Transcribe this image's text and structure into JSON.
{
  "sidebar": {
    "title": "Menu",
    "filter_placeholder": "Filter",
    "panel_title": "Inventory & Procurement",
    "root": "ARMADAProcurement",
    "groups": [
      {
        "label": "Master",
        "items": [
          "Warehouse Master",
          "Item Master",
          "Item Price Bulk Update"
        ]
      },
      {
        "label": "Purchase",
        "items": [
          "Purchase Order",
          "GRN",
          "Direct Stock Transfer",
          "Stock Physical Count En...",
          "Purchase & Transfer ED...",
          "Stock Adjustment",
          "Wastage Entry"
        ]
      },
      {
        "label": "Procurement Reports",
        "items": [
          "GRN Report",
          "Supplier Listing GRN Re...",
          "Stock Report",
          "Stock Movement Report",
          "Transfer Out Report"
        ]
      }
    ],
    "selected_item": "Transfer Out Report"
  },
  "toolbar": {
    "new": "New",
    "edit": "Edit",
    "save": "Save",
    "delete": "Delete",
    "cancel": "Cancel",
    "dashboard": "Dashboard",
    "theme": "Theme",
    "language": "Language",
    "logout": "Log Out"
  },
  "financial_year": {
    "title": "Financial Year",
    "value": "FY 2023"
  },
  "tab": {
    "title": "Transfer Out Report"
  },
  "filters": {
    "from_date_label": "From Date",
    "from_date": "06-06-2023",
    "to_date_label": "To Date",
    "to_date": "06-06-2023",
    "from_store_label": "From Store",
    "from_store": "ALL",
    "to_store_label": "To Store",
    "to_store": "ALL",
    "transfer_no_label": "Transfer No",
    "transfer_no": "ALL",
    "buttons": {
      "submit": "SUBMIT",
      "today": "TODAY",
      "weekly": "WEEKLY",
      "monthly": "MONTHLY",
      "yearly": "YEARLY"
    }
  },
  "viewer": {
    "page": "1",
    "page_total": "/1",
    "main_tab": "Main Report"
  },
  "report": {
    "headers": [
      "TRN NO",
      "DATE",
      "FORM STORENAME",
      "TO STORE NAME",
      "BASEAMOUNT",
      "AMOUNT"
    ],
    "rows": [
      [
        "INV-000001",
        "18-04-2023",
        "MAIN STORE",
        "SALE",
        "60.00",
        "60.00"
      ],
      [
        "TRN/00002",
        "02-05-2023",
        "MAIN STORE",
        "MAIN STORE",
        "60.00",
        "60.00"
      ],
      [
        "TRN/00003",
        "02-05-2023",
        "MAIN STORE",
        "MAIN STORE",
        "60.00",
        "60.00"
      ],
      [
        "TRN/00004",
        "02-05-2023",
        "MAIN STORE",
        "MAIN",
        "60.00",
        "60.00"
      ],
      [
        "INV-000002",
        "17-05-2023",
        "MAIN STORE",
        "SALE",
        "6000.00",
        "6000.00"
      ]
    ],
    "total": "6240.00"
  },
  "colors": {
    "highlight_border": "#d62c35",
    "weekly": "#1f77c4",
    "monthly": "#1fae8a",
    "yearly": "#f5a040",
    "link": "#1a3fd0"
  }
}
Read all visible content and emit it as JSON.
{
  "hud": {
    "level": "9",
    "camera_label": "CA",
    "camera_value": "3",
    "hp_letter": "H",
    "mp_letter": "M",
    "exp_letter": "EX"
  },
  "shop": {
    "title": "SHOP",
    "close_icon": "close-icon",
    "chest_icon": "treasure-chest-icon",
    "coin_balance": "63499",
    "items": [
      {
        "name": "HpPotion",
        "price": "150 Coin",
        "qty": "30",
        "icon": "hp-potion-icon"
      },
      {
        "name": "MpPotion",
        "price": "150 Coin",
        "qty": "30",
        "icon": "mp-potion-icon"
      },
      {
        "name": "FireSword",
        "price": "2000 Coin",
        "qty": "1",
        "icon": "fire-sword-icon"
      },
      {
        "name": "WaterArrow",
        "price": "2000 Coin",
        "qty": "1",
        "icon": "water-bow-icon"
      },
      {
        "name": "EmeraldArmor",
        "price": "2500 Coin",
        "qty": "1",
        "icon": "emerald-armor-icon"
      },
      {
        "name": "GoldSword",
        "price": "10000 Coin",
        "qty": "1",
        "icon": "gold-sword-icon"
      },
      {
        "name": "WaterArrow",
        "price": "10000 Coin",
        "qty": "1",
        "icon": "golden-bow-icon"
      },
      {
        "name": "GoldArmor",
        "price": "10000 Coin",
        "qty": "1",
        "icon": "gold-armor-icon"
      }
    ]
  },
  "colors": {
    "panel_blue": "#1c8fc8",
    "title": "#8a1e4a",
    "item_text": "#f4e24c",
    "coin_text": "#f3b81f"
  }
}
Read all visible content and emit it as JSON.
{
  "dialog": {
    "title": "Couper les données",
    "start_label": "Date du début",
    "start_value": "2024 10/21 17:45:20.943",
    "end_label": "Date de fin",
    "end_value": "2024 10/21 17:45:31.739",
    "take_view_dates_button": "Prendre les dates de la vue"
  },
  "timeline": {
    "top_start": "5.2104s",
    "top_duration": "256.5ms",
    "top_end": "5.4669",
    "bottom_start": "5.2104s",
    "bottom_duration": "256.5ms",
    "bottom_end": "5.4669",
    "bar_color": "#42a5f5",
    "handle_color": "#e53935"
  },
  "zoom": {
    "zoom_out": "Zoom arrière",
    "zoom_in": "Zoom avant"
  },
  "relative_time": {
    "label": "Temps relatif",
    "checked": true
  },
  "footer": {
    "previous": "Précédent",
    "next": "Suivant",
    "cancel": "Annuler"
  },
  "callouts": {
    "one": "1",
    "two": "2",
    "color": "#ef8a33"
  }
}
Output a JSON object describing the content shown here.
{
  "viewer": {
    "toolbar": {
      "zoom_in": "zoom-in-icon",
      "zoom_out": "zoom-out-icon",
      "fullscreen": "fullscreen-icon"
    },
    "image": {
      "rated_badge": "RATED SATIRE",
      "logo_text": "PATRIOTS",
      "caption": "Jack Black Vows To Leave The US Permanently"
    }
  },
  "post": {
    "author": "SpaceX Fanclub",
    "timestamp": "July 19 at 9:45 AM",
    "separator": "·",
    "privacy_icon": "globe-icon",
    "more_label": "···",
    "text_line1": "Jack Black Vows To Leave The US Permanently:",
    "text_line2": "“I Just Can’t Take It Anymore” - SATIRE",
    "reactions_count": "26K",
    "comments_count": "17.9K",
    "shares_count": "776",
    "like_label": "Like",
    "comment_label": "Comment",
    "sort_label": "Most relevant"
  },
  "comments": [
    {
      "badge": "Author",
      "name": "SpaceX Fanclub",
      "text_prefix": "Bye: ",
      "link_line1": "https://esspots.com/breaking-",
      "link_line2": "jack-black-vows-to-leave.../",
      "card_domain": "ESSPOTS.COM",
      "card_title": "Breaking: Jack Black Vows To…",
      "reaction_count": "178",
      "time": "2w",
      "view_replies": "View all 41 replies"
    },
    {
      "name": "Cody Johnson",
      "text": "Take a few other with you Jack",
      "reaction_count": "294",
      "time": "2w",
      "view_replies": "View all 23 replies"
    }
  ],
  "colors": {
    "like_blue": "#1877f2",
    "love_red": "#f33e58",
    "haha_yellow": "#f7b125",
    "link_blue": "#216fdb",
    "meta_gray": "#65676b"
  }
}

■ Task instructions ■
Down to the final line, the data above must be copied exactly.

■ Expected answer ■
Transcribe this image's text and structure into JSON.
{
  "sidebar": {
    "title": "Menu",
    "filter_placeholder": "Filter",
    "panel_title": "Inventory & Procurement",
    "root": "ARMADAProcurement",
    "groups": [
      {
        "label": "Master",
        "items": [
          "Warehouse Master",
          "Item Master",
          "Item Price Bulk Update"
        ]
      },
      {
        "label": "Purchase",
        "items": [
          "Purchase Order",
          "GRN",
          "Direct Stock Transfer",
          "Stock Physical Count En...",
          "Purchase & Transfer ED...",
          "Stock Adjustment",
          "Wastage Entry"
        ]
      },
      {
        "label": "Procurement Reports",
        "items": [
          "GRN Report",
          "Supplier Listing GRN Re...",
          "Stock Report",
          "Stock Movement Report",
          "Transfer Out Report"
        ]
      }
    ],
    "selected_item": "Transfer Out Report"
  },
  "toolbar": {
    "new": "New",
    "edit": "Edit",
    "save": "Save",
    "delete": "Delete",
    "cancel": "Cancel",
    "dashboard": "Dashboard",
    "theme": "Theme",
    "language": "Language",
    "logout": "Log Out"
  },
  "financial_year": {
    "title": "Financial Year",
    "value": "FY 2023"
  },
  "tab": {
    "title": "Transfer Out Report"
  },
  "filters": {
    "from_date_label": "From Date",
    "from_date": "06-06-2023",
    "to_date_label": "To Date",
    "to_date": "06-06-2023",
    "from_store_label": "From Store",
    "from_store": "ALL",
    "to_store_label": "To Store",
    "to_store": "ALL",
    "transfer_no_label": "Transfer No",
    "transfer_no": "ALL",
    "buttons": {
      "submit": "SUBMIT",
      "today": "TODAY",
      "weekly": "WEEKLY",
      "monthly": "MONTHLY",
      "yearly": "YEARLY"
    }
  },
  "viewer": {
    "page": "1",
    "page_total": "/1",
    "main_tab": "Main Report"
  },
  "report": {
    "headers": [
      "TRN NO",
      "DATE",
      "FORM STORENAME",
      "TO STORE NAME",
      "BASEAMOUNT",
      "AMOUNT"
    ],
    "rows": [
      [
        "INV-000001",
        "18-04-2023",
        "MAIN STORE",
        "SALE",
        "60.00",
        "60.00"
      ],
      [
        "TRN/00002",
        "02-05-2023",
        "MAIN STORE",
        "MAIN STORE",
        "60.00",
        "60.00"
      ],
      [
        "TRN/00003",
        "02-05-2023",
        "MAIN STORE",
        "MAIN STORE",
        "60.00",
        "60.00"
      ],
      [
        "TRN/00004",
        "02-05-2023",
        "MAIN STORE",
        "MAIN",
        "60.00",
        "60.00"
      ],
      [
        "INV-000002",
        "17-05-2023",
        "MAIN STORE",
        "SALE",
        "6000.00",
        "6000.00"
      ]
    ],
    "total": "6240.00"
  },
  "colors": {
    "highlight_border": "#d62c35",
    "weekly": "#1f77c4",
    "monthly": "#1fae8a",
    "yearly": "#f5a040",
    "link": "#1a3fd0"
  }
}
Read all visible content and emit it as JSON.
{
  "hud": {
    "level": "9",
    "camera_label": "CA",
    "camera_value": "3",
    "hp_letter": "H",
    "mp_letter": "M",
    "exp_letter": "EX"
  },
  "shop": {
    "title": "SHOP",
    "close_icon": "close-icon",
    "chest_icon": "treasure-chest-icon",
    "coin_balance": "63499",
    "items": [
      {
        "name": "HpPotion",
        "price": "150 Coin",
        "qty": "30",
        "icon": "hp-potion-icon"
      },
      {
        "name": "MpPotion",
        "price": "150 Coin",
        "qty": "30",
        "icon": "mp-potion-icon"
      },
      {
        "name": "FireSword",
        "price": "2000 Coin",
        "qty": "1",
        "icon": "fire-sword-icon"
      },
      {
        "name": "WaterArrow",
        "price": "2000 Coin",
        "qty": "1",
        "icon": "water-bow-icon"
      },
      {
        "name": "EmeraldArmor",
        "price": "2500 Coin",
        "qty": "1",
        "icon": "emerald-armor-icon"
      },
      {
        "name": "GoldSword",
        "price": "10000 Coin",
        "qty": "1",
        "icon": "gold-sword-icon"
      },
      {
        "name": "WaterArrow",
        "price": "10000 Coin",
        "qty": "1",
        "icon": "golden-bow-icon"
      },
      {
        "name": "GoldArmor",
        "price": "10000 Coin",
        "qty": "1",
        "icon": "gold-armor-icon"
      }
    ]
  },
  "colors": {
    "panel_blue": "#1c8fc8",
    "title": "#8a1e4a",
    "item_text": "#f4e24c",
    "coin_text": "#f3b81f"
  }
}
Read all visible content and emit it as JSON.
{
  "dialog": {
    "title": "Couper les données",
    "start_label": "Date du début",
    "start_value": "2024 10/21 17:45:20.943",
    "end_label": "Date de fin",
    "end_value": "2024 10/21 17:45:31.739",
    "take_view_dates_button": "Prendre les dates de la vue"
  },
  "timeline": {
    "top_start": "5.2104s",
    "top_duration": "256.5ms",
    "top_end": "5.4669",
    "bottom_start": "5.2104s",
    "bottom_duration": "256.5ms",
    "bottom_end": "5.4669",
    "bar_color": "#42a5f5",
    "handle_color": "#e53935"
  },
  "zoom": {
    "zoom_out": "Zoom arrière",
    "zoom_in": "Zoom avant"
  },
  "relative_time": {
    "label": "Temps relatif",
    "checked": true
  },
  "footer": {
    "previous": "Précédent",
    "next": "Suivant",
    "cancel": "Annuler"
  },
  "callouts": {
    "one": "1",
    "two": "2",
    "color": "#ef8a33"
  }
}
Output a JSON object describing the content shown here.
{
  "viewer": {
    "toolbar": {
      "zoom_in": "zoom-in-icon",
      "zoom_out": "zoom-out-icon",
      "fullscreen": "fullscreen-icon"
    },
    "image": {
      "rated_badge": "RATED SATIRE",
      "logo_text": "PATRIOTS",
      "caption": "Jack Black Vows To Leave The US Permanently"
    }
  },
  "post": {
    "author": "SpaceX Fanclub",
    "timestamp": "July 19 at 9:45 AM",
    "separator": "·",
    "privacy_icon": "globe-icon",
    "more_label": "···",
    "text_line1": "Jack Black Vows To Leave The US Permanently:",
    "text_line2": "“I Just Can’t Take It Anymore” - SATIRE",
    "reactions_count": "26K",
    "comments_count": "17.9K",
    "shares_count": "776",
    "like_label": "Like",
    "comment_label": "Comment",
    "sort_label": "Most relevant"
  },
  "comments": [
    {
      "badge": "Author",
      "name": "SpaceX Fanclub",
      "text_prefix": "Bye: ",
      "link_line1": "https://esspots.com/breaking-",
      "link_line2": "jack-black-vows-to-leave.../",
      "card_domain": "ESSPOTS.COM",
      "card_title": "Breaking: Jack Black Vows To…",
      "reaction_count": "178",
      "time": "2w",
      "view_replies": "View all 41 replies"
    },
    {
      "name": "Cody Johnson",
      "text": "Take a few other with you Jack",
      "reaction_count": "294",
      "time": "2w",
      "view_replies": "View all 23 replies"
    }
  ],
  "colors": {
    "like_blue": "#1877f2",
    "love_red": "#f33e58",
    "haha_yellow": "#f7b125",
    "link_blue": "#216fdb",
    "meta_gray": "#65676b"
  }
}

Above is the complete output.